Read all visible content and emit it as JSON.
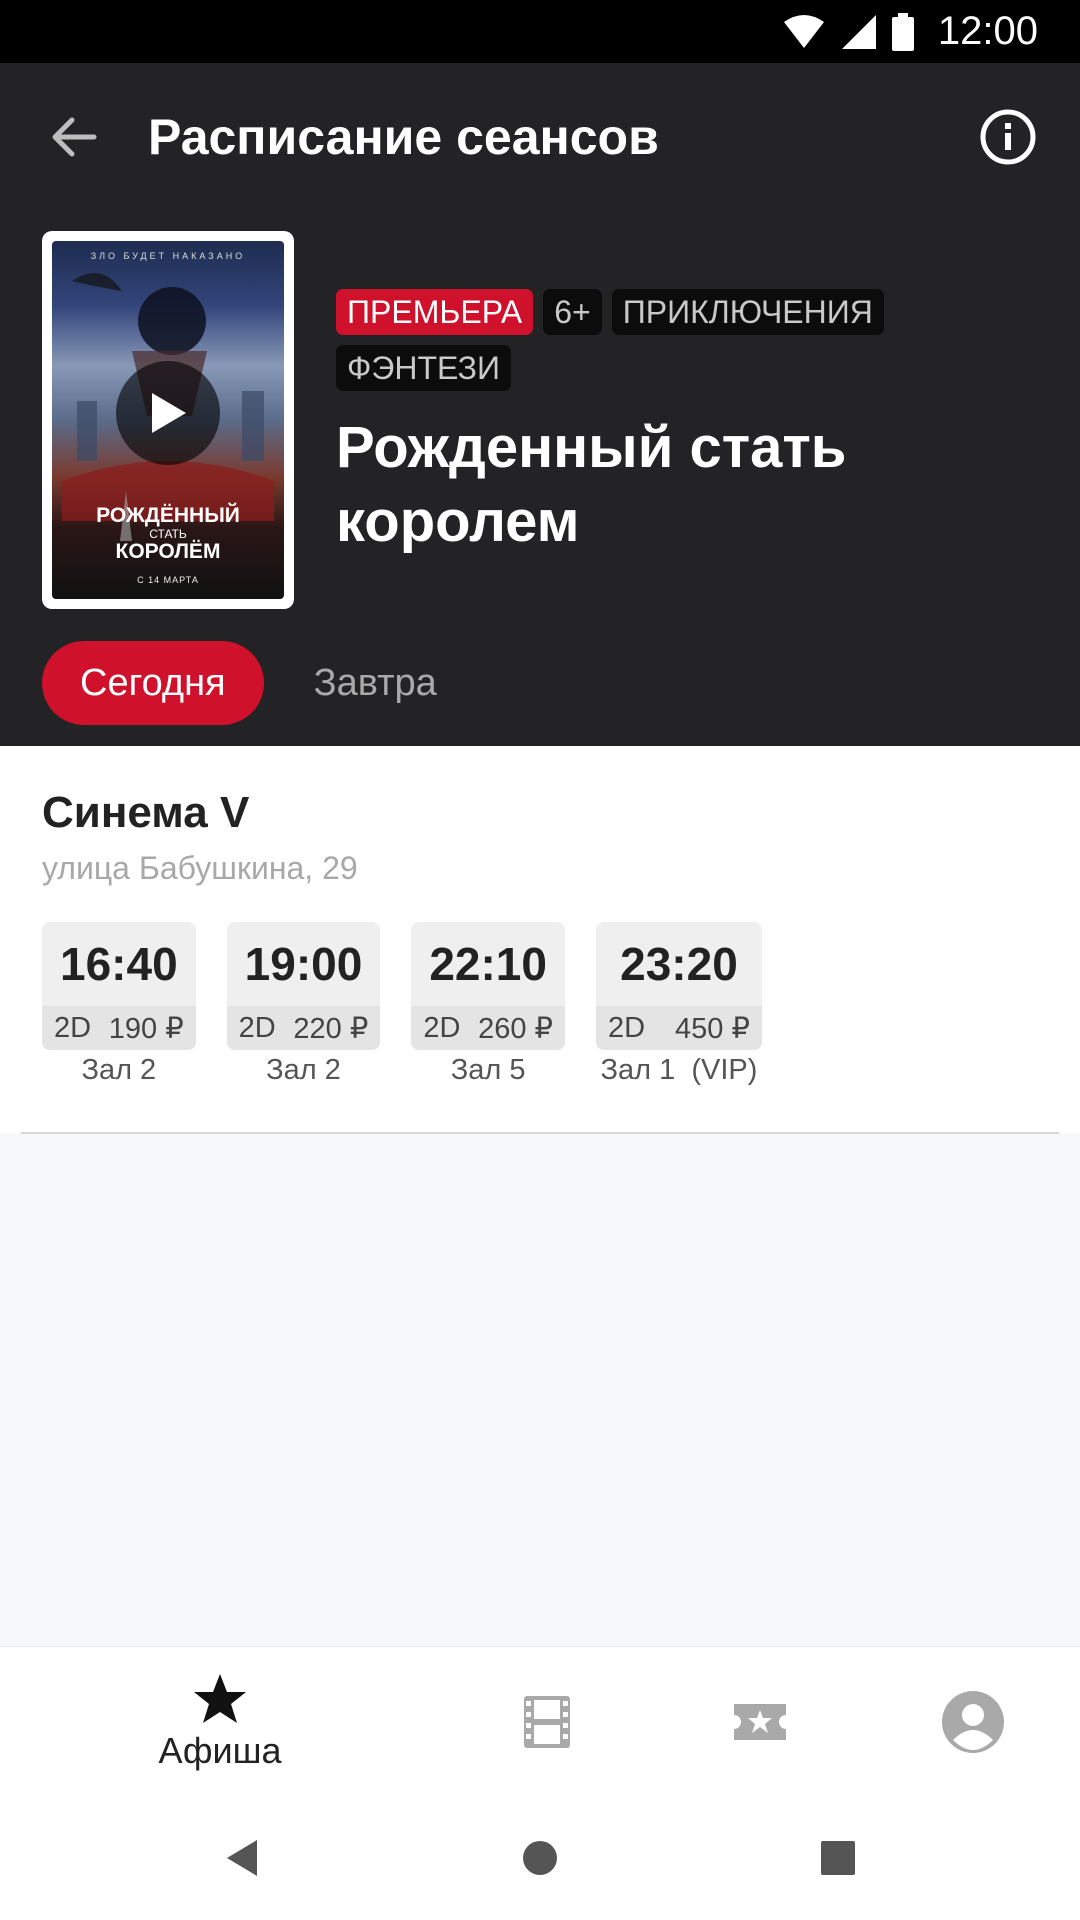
{
  "status_bar": {
    "time": "12:00"
  },
  "header": {
    "title": "Расписание сеансов"
  },
  "movie": {
    "poster": {
      "tagline": "ЗЛО БУДЕТ НАКАЗАНО",
      "title_line1": "РОЖДЁННЫЙ",
      "title_line2": "СТАТЬ",
      "title_line3": "КОРОЛЁМ",
      "release": "С 14 МАРТА"
    },
    "tags": [
      {
        "label": "ПРЕМЬЕРА",
        "color": "#d0112b"
      },
      {
        "label": "6+"
      },
      {
        "label": "ПРИКЛЮЧЕНИЯ"
      },
      {
        "label": "ФЭНТЕЗИ"
      }
    ],
    "title": "Рожденный стать королем"
  },
  "day_tabs": [
    {
      "label": "Сегодня",
      "active": true
    },
    {
      "label": "Завтра",
      "active": false
    }
  ],
  "cinema": {
    "name": "Синема V",
    "address": "улица Бабушкина, 29",
    "sessions": [
      {
        "time": "16:40",
        "format": "2D",
        "price": "190 ₽",
        "hall": "Зал 2"
      },
      {
        "time": "19:00",
        "format": "2D",
        "price": "220 ₽",
        "hall": "Зал 2"
      },
      {
        "time": "22:10",
        "format": "2D",
        "price": "260 ₽",
        "hall": "Зал 5"
      },
      {
        "time": "23:20",
        "format": "2D",
        "price": "450 ₽",
        "hall": "Зал 1  (VIP)"
      }
    ]
  },
  "bottom_nav": [
    {
      "label": "Афиша",
      "icon": "star-icon",
      "active": true
    },
    {
      "label": "",
      "icon": "film-icon"
    },
    {
      "label": "",
      "icon": "ticket-icon"
    },
    {
      "label": "",
      "icon": "profile-icon"
    }
  ],
  "colors": {
    "accent": "#d0112b",
    "header_bg": "#232325"
  }
}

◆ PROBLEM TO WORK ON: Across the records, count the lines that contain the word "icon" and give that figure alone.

◆ ANSWER FOR THIS EXERCISE: 4